In “Looker,” a 1981 science fiction thriller starring Albert Finney, James Coburn and Susan Dey, involves a high tech research firm that concludes that real, live models, even after cosmetic surgery, can’t approach the physical perfection that will optimally influence consumers. Models are offered a contracts to have their faces and figures scanned to create 3D computer-generated avatars, indistinguishable from them, which are animated for use in commercials. Once their bodies duplicated digitally, they get lifetime paychecks (though not for as much as Miguel Cabrera, currently at $400,410,623 and counting, gets) and can retire, since their computer-generated, more perfect dopplegangers will be doing their work for them. For some reason, the evil tech firms has all of the models murdered, but that part of the plot is irrelevant here.
42 years later, Levi Strauss & Co. announced in a press release yesterday that it is partnering with an AI company to “increase the number and diversity of our models for our products in a sustainable way.” Yeah, those digital models in “Looker” were also “sustainable,” even though the models’ flesh and blood models were disposable. Levi’s will test the use of AI models to “supplement” real-life models later in 2023.
“While AI will likely never fully replace human models for us”, “—-yeah, tell it to Susan Dey—-we are excited for the potential capabilities this may afford us for the consumer experience,” said Dr. Amy Gershkoff Bolles, global head of digital and emerging technology strategy at Levi Strauss & Co, sounding a lot like James Coburn, the evil advertising genius in “Looker.”

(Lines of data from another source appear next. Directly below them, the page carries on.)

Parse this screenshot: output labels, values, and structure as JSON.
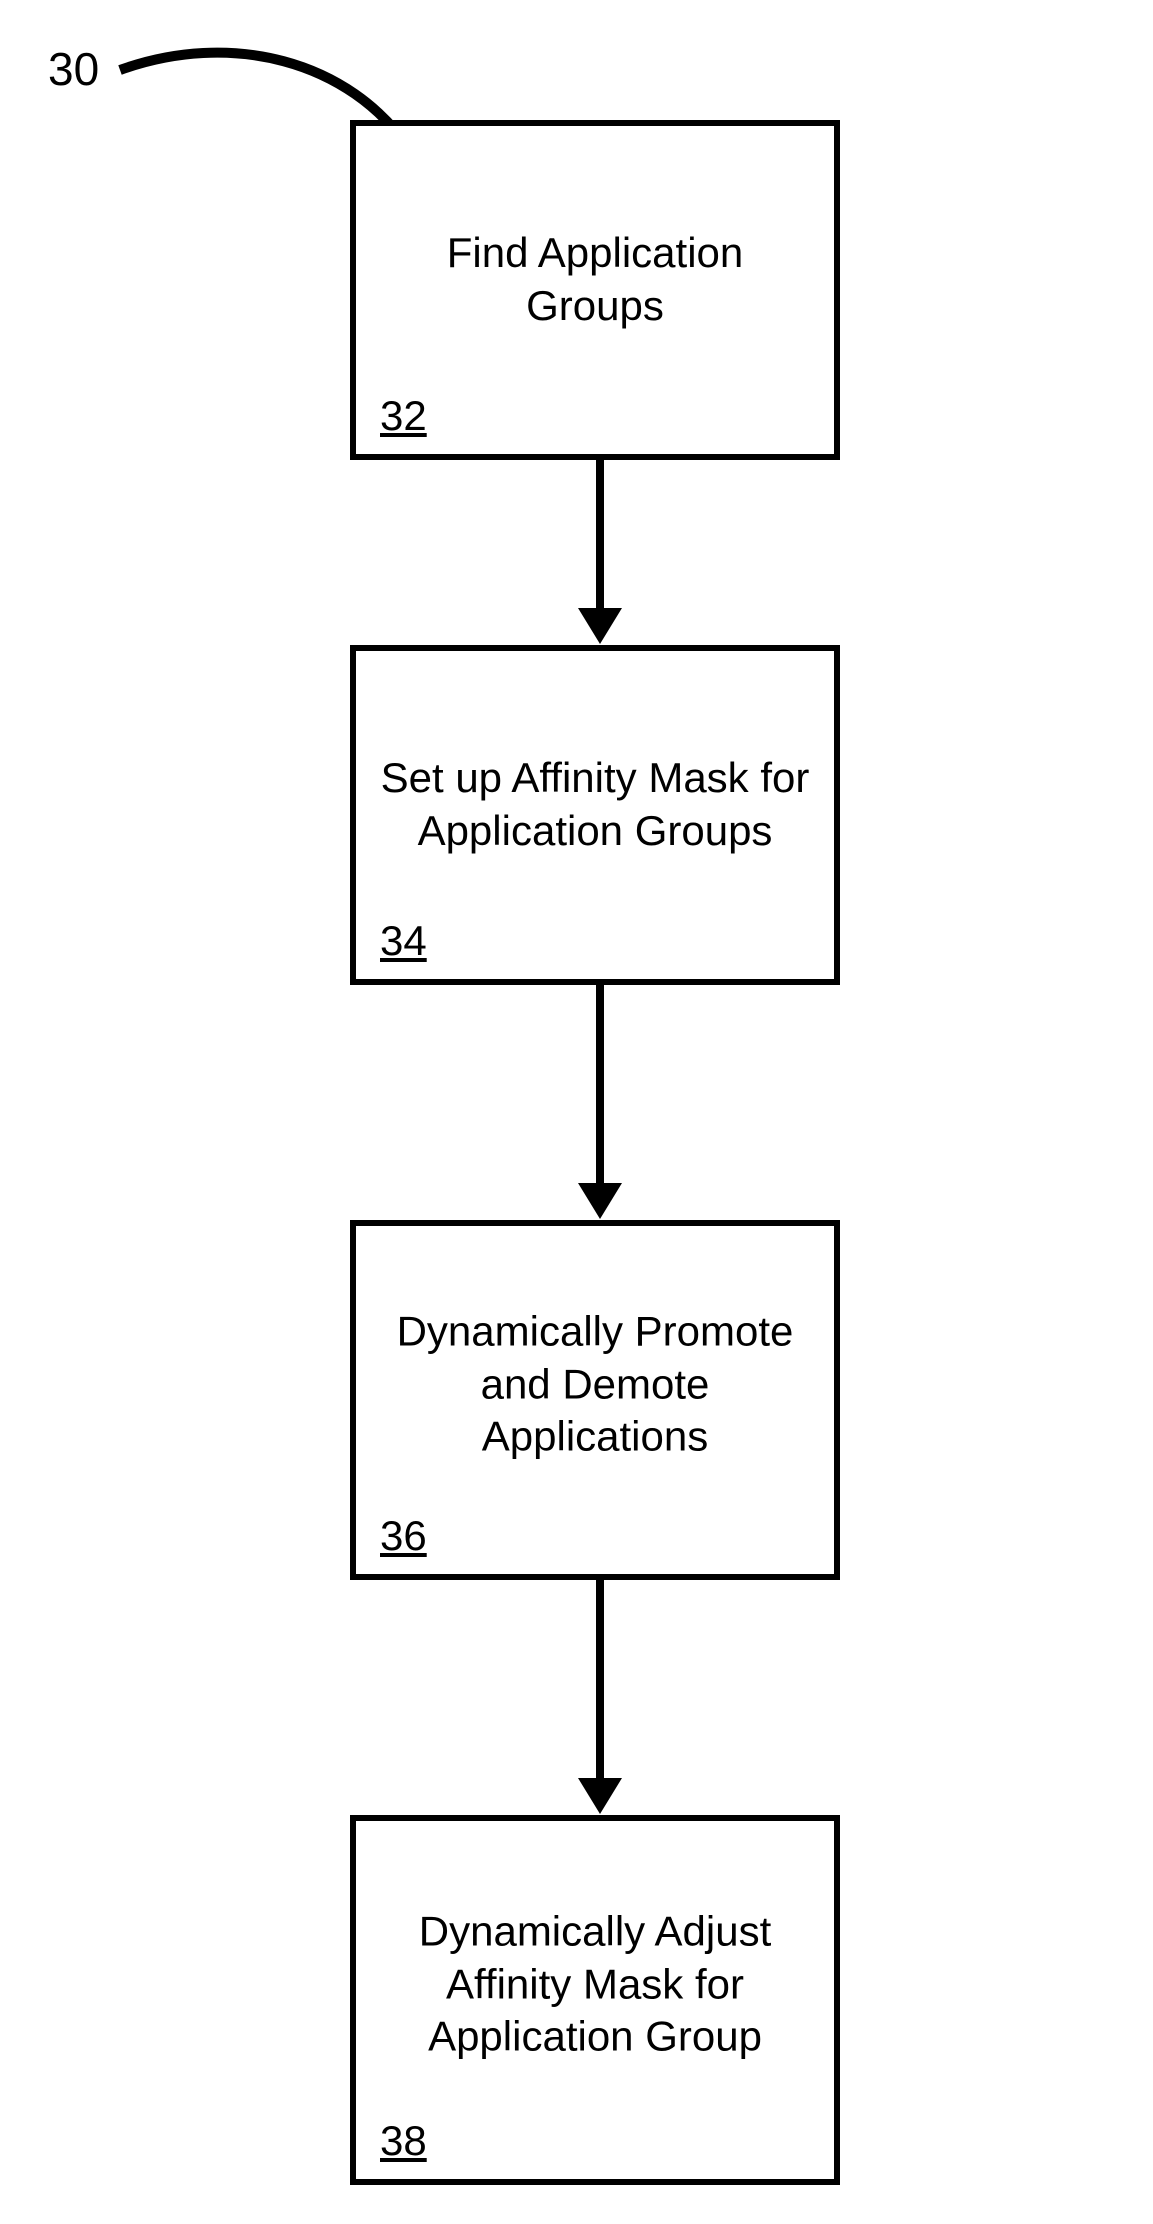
{
  "figure_label": "30",
  "boxes": [
    {
      "id": "32",
      "text": "Find Application Groups"
    },
    {
      "id": "34",
      "text": "Set up Affinity Mask for Application Groups"
    },
    {
      "id": "36",
      "text": "Dynamically Promote and Demote Applications"
    },
    {
      "id": "38",
      "text": "Dynamically Adjust Affinity Mask for Application Group"
    }
  ]
}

Meanwhile, in arguably related news, Levi Strauss & Co. will be laying off 800 employees — almost 20% of its corporate jobs.